(Dataset rows for apps and sites)
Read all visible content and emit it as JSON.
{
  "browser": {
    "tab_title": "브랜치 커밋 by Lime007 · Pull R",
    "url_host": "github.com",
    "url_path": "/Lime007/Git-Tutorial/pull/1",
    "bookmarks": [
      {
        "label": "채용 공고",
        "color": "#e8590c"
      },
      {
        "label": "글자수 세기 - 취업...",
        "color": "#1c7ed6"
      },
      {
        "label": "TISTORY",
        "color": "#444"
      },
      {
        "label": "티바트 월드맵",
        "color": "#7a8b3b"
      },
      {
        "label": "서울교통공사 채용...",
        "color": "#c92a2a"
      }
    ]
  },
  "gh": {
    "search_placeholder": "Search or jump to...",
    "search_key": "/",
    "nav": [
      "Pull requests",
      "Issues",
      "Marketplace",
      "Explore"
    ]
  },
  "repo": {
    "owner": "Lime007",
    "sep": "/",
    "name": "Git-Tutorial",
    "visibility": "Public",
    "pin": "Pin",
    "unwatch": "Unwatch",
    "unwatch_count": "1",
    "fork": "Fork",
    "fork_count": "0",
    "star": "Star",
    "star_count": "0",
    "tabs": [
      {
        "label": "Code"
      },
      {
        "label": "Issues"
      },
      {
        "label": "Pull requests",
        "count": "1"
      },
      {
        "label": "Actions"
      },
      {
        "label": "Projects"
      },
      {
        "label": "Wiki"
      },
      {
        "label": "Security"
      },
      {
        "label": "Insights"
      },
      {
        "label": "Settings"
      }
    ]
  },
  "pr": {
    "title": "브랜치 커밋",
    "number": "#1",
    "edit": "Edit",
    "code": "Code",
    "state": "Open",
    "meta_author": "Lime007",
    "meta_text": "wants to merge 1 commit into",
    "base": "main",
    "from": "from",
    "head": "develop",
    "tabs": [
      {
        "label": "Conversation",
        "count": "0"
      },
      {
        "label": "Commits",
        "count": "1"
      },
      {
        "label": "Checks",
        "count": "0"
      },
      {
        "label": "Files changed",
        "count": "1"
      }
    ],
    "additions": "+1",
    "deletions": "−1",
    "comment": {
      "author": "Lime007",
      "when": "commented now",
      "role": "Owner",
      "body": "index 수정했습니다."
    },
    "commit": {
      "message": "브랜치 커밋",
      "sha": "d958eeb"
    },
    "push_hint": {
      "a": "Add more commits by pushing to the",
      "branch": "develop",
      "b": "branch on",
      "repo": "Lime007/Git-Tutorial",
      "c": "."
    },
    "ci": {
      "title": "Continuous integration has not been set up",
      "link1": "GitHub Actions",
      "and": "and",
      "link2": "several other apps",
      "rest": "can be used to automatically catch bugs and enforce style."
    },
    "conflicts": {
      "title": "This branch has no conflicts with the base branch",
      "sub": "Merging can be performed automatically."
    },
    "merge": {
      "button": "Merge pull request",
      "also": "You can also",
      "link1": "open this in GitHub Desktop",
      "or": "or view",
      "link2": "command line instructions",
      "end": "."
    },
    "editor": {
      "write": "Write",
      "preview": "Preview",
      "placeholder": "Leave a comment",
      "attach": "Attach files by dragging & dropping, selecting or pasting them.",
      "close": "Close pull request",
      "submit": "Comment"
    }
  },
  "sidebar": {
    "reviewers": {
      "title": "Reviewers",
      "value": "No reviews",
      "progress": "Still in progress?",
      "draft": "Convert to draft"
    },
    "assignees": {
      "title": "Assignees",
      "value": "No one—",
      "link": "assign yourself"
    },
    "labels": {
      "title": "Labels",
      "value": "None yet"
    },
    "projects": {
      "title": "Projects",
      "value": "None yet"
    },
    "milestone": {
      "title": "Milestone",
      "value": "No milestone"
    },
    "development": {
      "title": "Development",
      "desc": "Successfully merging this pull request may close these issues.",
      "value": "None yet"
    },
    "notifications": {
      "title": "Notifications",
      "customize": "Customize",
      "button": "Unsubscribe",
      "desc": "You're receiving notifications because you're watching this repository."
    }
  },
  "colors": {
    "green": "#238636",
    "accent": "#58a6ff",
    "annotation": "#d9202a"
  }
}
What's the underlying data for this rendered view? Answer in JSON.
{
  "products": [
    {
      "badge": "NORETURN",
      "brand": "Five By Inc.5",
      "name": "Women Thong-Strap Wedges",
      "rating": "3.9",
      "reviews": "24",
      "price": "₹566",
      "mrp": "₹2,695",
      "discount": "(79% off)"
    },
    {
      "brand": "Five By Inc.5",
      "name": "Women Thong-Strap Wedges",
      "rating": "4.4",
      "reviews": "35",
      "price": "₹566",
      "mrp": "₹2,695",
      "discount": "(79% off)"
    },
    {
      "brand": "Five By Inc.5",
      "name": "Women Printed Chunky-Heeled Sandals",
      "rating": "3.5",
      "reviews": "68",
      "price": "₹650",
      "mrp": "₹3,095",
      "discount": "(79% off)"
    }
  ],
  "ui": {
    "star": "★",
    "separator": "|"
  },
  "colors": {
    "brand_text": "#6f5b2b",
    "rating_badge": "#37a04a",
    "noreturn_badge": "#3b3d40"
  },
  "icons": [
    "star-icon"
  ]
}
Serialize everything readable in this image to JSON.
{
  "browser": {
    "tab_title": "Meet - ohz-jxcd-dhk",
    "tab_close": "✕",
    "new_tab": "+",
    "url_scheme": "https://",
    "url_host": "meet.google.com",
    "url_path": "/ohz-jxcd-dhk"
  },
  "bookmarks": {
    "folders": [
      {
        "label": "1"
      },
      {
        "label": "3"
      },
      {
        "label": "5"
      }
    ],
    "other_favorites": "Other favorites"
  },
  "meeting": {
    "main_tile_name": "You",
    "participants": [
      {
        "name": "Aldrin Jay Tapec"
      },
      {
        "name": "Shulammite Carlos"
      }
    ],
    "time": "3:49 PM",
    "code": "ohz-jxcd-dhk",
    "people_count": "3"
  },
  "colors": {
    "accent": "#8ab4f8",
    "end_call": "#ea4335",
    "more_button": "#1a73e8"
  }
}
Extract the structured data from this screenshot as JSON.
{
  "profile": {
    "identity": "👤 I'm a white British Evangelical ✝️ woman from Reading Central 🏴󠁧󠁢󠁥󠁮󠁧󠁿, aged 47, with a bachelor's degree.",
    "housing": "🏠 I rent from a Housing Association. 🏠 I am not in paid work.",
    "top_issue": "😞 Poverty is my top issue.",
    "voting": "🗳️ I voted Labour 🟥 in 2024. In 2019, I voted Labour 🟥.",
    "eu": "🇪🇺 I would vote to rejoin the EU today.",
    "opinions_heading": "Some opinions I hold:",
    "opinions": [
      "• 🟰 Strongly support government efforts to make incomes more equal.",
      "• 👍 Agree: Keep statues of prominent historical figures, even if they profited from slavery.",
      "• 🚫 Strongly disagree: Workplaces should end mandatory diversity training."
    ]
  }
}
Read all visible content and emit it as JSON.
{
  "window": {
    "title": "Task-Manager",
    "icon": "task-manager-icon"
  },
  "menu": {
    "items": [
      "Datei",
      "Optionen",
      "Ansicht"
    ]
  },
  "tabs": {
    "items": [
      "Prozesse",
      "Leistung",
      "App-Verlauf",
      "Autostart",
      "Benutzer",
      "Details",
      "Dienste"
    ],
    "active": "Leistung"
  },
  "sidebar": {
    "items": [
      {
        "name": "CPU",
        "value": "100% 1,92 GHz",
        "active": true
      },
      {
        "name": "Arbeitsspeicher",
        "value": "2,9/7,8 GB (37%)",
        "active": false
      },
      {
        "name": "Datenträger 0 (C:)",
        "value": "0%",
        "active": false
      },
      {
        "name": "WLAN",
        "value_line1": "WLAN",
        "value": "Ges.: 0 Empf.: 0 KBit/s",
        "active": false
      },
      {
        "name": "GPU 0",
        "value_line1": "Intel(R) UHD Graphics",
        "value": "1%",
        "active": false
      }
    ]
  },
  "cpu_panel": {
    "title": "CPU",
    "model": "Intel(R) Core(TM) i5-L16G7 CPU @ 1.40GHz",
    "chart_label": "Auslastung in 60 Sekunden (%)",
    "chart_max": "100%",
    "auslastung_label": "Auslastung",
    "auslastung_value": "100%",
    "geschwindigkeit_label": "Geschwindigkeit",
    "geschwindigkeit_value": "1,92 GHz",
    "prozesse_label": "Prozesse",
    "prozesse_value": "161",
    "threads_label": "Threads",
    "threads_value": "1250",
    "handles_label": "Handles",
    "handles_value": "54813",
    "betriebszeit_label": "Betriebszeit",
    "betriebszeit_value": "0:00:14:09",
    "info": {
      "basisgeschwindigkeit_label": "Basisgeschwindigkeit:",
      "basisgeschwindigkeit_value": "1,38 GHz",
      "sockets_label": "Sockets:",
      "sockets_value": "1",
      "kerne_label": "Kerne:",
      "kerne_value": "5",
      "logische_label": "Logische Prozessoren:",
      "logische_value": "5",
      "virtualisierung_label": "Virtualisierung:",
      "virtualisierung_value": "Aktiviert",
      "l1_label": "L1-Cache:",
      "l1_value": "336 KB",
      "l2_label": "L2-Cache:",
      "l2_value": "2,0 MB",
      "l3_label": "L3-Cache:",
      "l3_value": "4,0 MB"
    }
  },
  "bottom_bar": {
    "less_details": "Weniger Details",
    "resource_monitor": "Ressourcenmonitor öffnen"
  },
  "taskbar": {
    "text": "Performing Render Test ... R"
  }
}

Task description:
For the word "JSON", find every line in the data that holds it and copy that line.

Written answer:
Read all visible content and emit it as JSON.
What's the underlying data for this rendered view? Answer in JSON.
Serialize everything readable in this image to JSON.
Extract the structured data from this screenshot as JSON.
Read all visible content and emit it as JSON.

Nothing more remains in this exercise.